# Compressional Strain Definition

Strain in the x and y directions are defined by the following equations:

$$ε_x=\frac{du}{dx}+\frac{1}{2}[(\frac{du}{dx})^2 + (\frac{du}{dy})^2]$$

$$ε_y=\frac{dv}{dx}+\frac{1}{2}[(\frac{dv}{dx})^2 + (\frac{dv}{dy})^2]$$

My question is when the strain is negative, the first term will be negative and the terms in the square brackets will always be positive. However, this does not occur if the strain is positive, does this mean that the terms in the square brackets need to be directional?

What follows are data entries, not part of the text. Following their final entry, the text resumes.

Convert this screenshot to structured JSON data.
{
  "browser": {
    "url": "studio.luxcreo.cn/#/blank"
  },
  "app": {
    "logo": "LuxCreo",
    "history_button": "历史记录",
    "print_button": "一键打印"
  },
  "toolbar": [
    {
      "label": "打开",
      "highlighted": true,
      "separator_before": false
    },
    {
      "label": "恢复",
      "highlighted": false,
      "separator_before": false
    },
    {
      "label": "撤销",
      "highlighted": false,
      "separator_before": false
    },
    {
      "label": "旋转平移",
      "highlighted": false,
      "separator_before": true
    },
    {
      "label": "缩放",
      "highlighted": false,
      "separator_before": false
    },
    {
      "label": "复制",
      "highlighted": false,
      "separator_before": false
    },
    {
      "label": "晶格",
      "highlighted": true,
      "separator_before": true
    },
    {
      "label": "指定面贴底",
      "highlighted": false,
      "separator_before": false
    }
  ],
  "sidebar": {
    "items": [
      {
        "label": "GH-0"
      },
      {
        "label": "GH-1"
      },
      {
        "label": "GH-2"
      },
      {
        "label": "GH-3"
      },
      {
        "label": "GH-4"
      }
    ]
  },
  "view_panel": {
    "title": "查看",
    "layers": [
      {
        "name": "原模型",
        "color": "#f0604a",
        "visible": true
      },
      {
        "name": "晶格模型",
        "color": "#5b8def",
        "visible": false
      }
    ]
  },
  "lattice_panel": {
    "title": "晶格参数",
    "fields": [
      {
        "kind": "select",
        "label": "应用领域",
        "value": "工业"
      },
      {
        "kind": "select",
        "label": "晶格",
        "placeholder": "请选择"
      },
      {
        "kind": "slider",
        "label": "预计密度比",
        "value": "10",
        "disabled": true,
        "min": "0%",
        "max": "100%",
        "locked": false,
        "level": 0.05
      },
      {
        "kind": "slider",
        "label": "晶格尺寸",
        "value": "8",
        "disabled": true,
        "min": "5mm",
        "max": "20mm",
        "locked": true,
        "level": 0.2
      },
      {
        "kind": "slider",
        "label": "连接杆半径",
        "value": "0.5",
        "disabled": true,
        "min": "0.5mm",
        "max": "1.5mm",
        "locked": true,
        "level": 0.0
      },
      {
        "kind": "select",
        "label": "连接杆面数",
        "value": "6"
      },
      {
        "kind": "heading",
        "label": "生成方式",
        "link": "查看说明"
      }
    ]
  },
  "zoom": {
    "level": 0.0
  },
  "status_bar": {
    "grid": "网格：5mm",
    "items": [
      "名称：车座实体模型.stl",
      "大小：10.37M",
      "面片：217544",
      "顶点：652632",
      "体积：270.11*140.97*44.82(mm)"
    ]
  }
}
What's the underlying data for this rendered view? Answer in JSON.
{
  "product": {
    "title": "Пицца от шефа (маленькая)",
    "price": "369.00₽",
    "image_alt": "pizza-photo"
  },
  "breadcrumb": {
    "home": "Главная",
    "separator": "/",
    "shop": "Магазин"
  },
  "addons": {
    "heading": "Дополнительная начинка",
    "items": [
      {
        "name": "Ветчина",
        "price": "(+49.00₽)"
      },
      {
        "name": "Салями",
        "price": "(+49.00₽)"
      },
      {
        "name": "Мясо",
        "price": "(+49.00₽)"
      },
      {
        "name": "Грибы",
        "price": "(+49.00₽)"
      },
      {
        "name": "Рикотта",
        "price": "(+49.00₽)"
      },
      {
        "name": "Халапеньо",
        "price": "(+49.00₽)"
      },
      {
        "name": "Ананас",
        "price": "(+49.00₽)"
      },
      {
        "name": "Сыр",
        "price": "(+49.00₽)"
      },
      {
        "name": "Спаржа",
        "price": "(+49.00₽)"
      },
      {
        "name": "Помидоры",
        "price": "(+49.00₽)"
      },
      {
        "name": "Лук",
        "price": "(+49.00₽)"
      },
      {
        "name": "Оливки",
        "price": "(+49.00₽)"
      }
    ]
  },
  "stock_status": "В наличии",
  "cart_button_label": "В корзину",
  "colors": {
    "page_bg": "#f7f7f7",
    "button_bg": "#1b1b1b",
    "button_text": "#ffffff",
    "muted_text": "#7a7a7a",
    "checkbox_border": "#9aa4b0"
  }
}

• Are you sure these equations are correct? If $\varepsilon$ is Green's strain, then the first equation is $ε_x=\frac{du}{dx}+\frac{1}{2}[(\frac{du}{dx})^2 + (\frac{dv}{dx})^2]$, and the second is likewise. source: the equation after "This could be written more explicitly as" Nov 22 '19 at 13:08

For small (infinitesimal) strains, the second order (squared) terms are negligible compared with $$\partial u/\partial x$$, and are simply ignored. This gives what is commonly called "engineering strain".